= WHAT TO WORK ON =
Search the data below for "name"; list each line that holds it.

[Dataset rows describing interfaces]
***

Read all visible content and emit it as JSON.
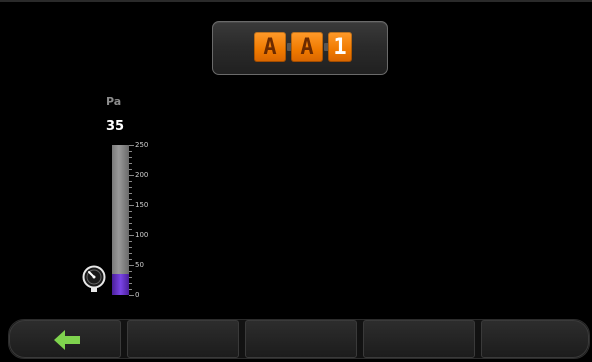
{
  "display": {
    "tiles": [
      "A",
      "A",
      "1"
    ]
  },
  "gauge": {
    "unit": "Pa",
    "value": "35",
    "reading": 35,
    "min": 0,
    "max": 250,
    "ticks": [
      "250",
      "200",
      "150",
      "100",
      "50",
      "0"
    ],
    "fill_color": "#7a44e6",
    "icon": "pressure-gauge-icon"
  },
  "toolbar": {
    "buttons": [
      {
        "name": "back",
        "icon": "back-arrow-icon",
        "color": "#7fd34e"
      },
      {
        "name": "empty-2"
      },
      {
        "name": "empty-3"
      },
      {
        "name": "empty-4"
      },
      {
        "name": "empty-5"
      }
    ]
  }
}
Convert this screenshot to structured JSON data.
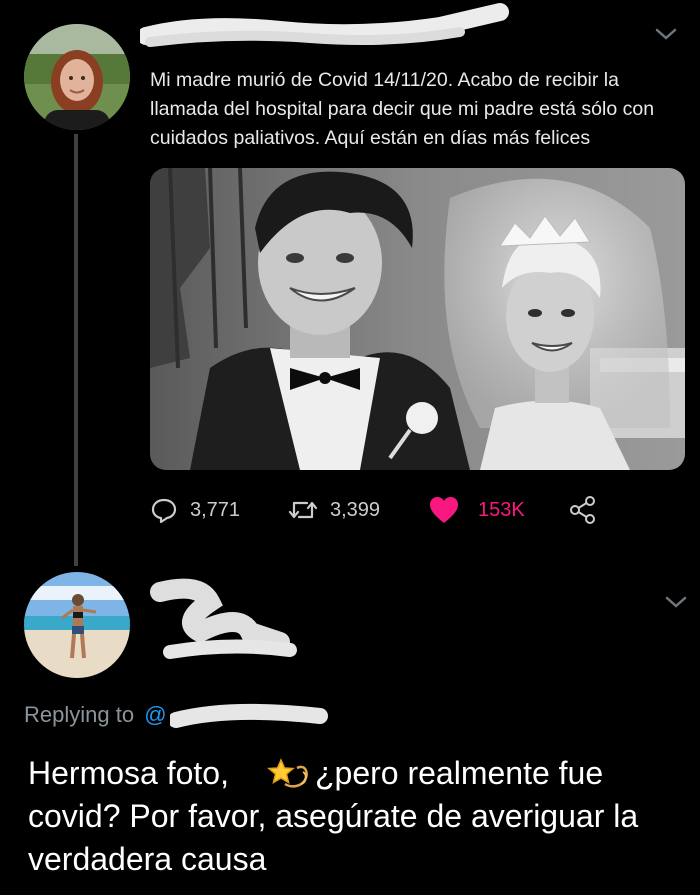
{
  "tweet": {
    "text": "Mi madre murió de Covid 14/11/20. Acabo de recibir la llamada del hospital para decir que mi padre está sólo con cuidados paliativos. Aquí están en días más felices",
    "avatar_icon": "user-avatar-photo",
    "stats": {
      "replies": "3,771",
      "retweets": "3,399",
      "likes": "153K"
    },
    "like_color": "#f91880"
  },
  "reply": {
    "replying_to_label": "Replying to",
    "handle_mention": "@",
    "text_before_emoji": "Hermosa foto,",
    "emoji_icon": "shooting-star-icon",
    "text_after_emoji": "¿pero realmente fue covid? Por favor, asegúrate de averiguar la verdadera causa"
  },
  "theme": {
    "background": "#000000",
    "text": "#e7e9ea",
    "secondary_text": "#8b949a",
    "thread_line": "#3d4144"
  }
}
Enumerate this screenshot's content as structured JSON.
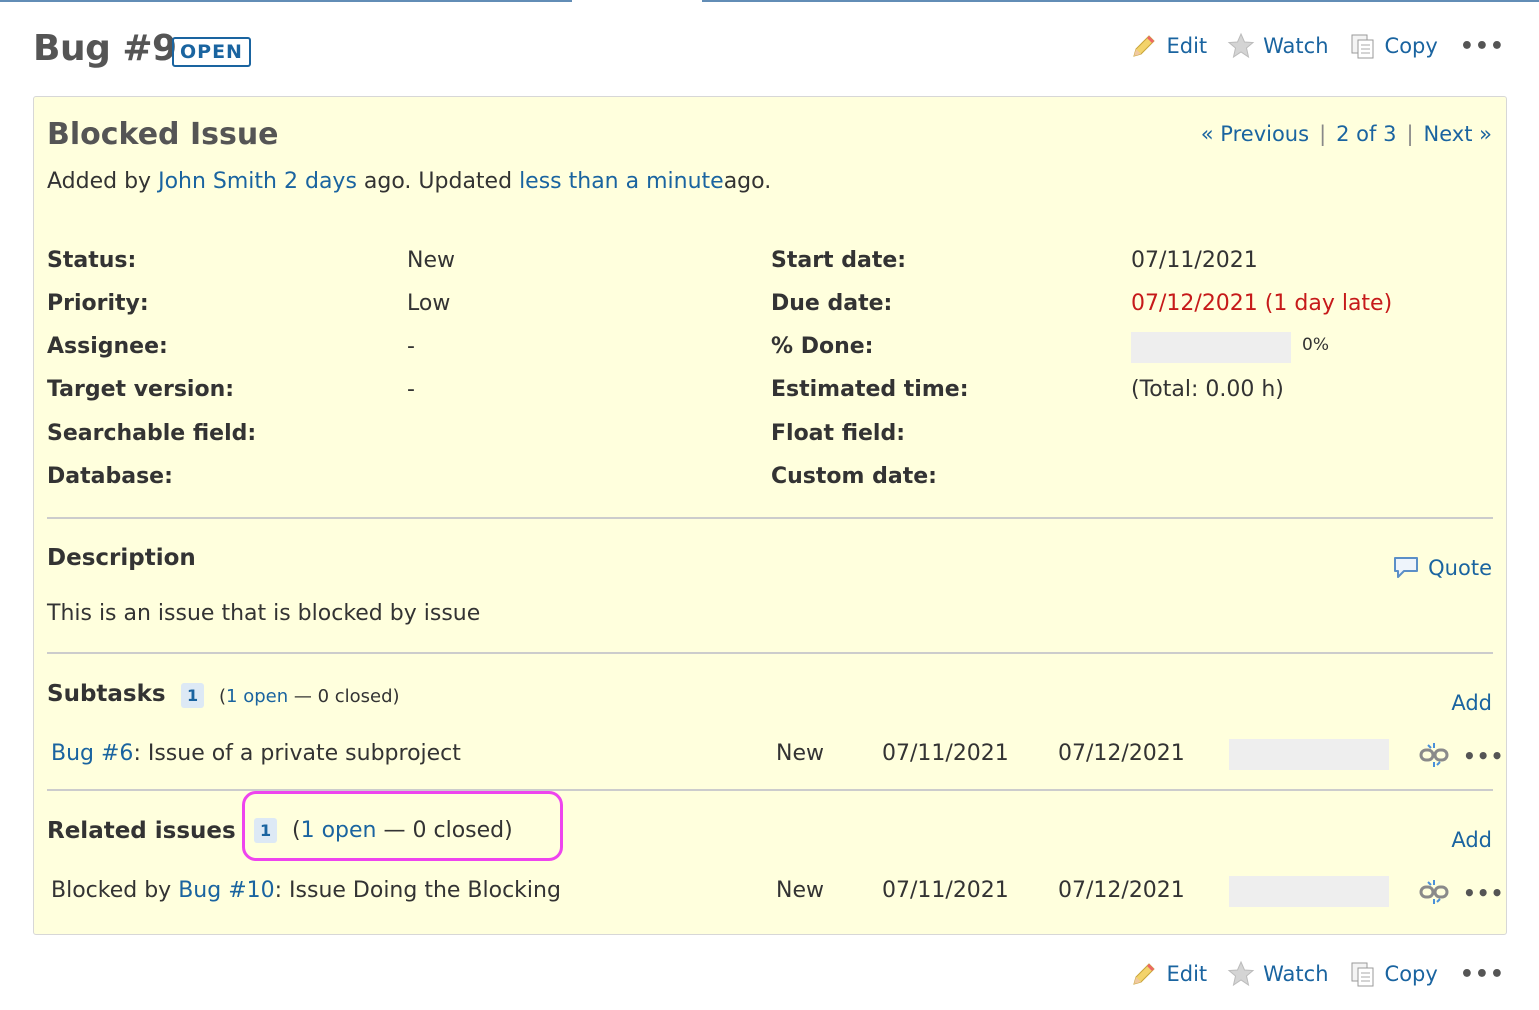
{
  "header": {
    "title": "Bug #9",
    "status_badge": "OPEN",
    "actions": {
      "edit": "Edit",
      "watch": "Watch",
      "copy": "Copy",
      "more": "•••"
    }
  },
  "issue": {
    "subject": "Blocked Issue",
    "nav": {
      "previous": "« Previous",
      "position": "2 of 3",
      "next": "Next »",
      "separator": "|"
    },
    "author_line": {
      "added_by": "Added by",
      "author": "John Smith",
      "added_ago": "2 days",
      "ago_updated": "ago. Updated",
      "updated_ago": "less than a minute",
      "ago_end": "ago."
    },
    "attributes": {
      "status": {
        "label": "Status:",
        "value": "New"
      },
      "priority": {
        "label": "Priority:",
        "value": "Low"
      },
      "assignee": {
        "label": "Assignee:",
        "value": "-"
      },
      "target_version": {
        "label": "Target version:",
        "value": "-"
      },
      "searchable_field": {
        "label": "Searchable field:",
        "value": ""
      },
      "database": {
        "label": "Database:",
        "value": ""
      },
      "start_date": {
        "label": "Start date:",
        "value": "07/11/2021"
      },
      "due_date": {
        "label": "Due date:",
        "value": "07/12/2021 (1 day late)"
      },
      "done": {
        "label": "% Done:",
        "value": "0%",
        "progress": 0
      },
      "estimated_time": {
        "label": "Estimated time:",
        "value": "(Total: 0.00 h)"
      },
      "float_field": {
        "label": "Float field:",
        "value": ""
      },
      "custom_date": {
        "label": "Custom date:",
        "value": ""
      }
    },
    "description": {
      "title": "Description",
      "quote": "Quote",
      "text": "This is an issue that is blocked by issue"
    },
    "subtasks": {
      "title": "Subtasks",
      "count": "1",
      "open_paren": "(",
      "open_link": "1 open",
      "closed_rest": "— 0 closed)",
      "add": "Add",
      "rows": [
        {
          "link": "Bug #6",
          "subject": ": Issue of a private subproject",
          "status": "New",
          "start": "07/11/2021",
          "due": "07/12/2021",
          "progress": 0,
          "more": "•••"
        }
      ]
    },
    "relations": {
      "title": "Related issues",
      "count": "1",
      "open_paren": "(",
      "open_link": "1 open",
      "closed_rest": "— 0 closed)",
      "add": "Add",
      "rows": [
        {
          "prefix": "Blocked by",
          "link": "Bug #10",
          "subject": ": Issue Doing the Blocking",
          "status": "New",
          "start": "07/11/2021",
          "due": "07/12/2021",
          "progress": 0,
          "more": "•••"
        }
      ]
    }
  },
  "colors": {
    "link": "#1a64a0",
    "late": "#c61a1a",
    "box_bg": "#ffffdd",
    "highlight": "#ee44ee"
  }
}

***

= WRITTEN RESPONSE =
        "name": "back",
        "name": "empty-2"
        "name": "empty-3"
        "name": "empty-4"
        "name": "empty-5"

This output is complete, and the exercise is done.